Today, dress codes and strict rule enforcing compliance of students have been introduced in colleges of education, polytechnics and universities across the country in order to reduce indecency in campus.
Dress codes can be properly enforced on campuses through the collective efforts of management, staff and security personnel of tertiary institutions. As Omede Jacob of the Department of Educational Psychology at the Kogi State College of Education, Ankpa noted in 2011, “Some colleges and universities in Nigeria have variously introduced dress codes for their students. The problem is not just in making the rules but in their enforcement.
For these rules to be enforced, lecturers should be made to collaborate with the college or university management staff and their security personnel.
Lecturers are to be empowered to prevent indecently dressed students from attending their lectures, refuse to attend to such students in their areas of needs. The administrative staff should disallow such students from their offices while the security staff should serve as watchdogs. They should be allowed to open a record in their office for immodestly dressed students and forward such names particularly those who are not first offenders to the disciplinary committee of the college or university for appropriate sanction that the code must have spelt out.”
To further complement the efforts of the management of tertiary institution in reducing the widespread of immorality on Nigerian campuses, the following measure needs to be taken: parents should be good moral exemplars to their children, give them attention and regulate the films they watch at homes.
Through home videos, satellites and other media agents, wrong values, fashions (modern, modest and immodest) are traded across cultures and nations.
As agents of socialization, the mass media must promote good moral values. The display of indecently dressed young girls (nudity) in advertisement and promotion should be discouraged. Radio and television programmes that promote moral values and the sanctity of sex should always be transmitted.
There is also the need to regulate the use of Internet especially among youth, because majority of the youths are exposes to different kinds of immoral activities on the Internet through pornographic videos, advertisements, fashion parades and music.
Religious leaders must preach against immorality in the society, counsel and deliver those under demonic influence.
In addition, there is the need for general orientation of staff and students on the need for good moral conduct. Students and members of staff should be educated on what is expected of them and why they are expected.
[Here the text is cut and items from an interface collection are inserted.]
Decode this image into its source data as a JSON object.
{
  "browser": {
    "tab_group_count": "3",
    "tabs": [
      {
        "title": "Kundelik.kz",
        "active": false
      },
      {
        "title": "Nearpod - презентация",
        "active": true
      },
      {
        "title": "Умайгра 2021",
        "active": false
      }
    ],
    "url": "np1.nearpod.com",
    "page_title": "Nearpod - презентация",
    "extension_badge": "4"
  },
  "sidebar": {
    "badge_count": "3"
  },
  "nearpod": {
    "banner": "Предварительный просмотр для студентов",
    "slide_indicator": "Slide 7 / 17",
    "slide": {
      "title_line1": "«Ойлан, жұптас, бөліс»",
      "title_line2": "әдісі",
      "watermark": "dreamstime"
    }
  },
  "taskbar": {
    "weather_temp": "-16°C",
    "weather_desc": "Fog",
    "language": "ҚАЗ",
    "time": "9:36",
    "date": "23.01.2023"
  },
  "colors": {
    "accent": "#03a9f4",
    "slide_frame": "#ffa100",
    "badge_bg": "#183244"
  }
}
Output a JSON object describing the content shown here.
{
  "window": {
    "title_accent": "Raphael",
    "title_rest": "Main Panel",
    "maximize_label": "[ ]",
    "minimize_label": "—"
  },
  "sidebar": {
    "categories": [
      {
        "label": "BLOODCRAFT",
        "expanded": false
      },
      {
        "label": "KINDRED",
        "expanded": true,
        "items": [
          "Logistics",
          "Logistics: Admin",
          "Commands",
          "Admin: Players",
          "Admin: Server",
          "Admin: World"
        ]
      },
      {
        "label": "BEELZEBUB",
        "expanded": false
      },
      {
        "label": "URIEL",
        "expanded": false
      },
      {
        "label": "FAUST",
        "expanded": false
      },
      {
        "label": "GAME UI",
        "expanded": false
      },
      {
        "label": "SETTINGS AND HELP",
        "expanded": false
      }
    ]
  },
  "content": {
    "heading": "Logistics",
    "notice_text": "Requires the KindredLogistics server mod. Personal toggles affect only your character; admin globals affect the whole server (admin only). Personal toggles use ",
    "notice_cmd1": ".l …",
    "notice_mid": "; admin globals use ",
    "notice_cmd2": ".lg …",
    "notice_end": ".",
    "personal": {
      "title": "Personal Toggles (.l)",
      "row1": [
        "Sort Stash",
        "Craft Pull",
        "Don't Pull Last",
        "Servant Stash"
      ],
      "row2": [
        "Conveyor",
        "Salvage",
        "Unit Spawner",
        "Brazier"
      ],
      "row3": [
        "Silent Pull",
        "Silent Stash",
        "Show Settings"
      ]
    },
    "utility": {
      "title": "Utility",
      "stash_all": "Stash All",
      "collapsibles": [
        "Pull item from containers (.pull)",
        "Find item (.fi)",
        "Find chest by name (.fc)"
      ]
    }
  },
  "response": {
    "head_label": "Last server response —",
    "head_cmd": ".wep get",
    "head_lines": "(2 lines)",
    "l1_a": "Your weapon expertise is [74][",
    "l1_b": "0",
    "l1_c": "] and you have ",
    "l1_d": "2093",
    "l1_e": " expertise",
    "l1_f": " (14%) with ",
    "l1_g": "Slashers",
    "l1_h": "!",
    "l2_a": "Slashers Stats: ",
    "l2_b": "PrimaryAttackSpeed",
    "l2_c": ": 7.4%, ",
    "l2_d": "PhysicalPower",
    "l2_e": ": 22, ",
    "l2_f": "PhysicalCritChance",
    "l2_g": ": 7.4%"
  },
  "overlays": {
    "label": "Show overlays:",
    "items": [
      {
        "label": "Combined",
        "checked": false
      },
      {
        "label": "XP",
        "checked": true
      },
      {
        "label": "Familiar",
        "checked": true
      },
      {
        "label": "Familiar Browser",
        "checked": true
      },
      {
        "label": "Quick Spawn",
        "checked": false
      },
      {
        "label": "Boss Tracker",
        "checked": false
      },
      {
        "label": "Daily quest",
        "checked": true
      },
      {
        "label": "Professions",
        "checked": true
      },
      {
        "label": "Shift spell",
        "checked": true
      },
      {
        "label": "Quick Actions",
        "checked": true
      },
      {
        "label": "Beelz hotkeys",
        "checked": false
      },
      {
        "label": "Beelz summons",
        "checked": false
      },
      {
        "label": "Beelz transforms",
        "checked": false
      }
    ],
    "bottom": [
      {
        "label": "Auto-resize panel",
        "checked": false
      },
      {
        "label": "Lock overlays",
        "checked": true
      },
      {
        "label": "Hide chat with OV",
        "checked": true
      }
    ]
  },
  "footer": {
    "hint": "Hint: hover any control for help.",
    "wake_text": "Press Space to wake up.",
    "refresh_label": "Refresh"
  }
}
These are required to ensure that lecturers/staff do not get used to values that are unduly antisocial as they become older in the institutions.
Written by Ahmad Muhammad Auwal (400-level, Mass Comm. student of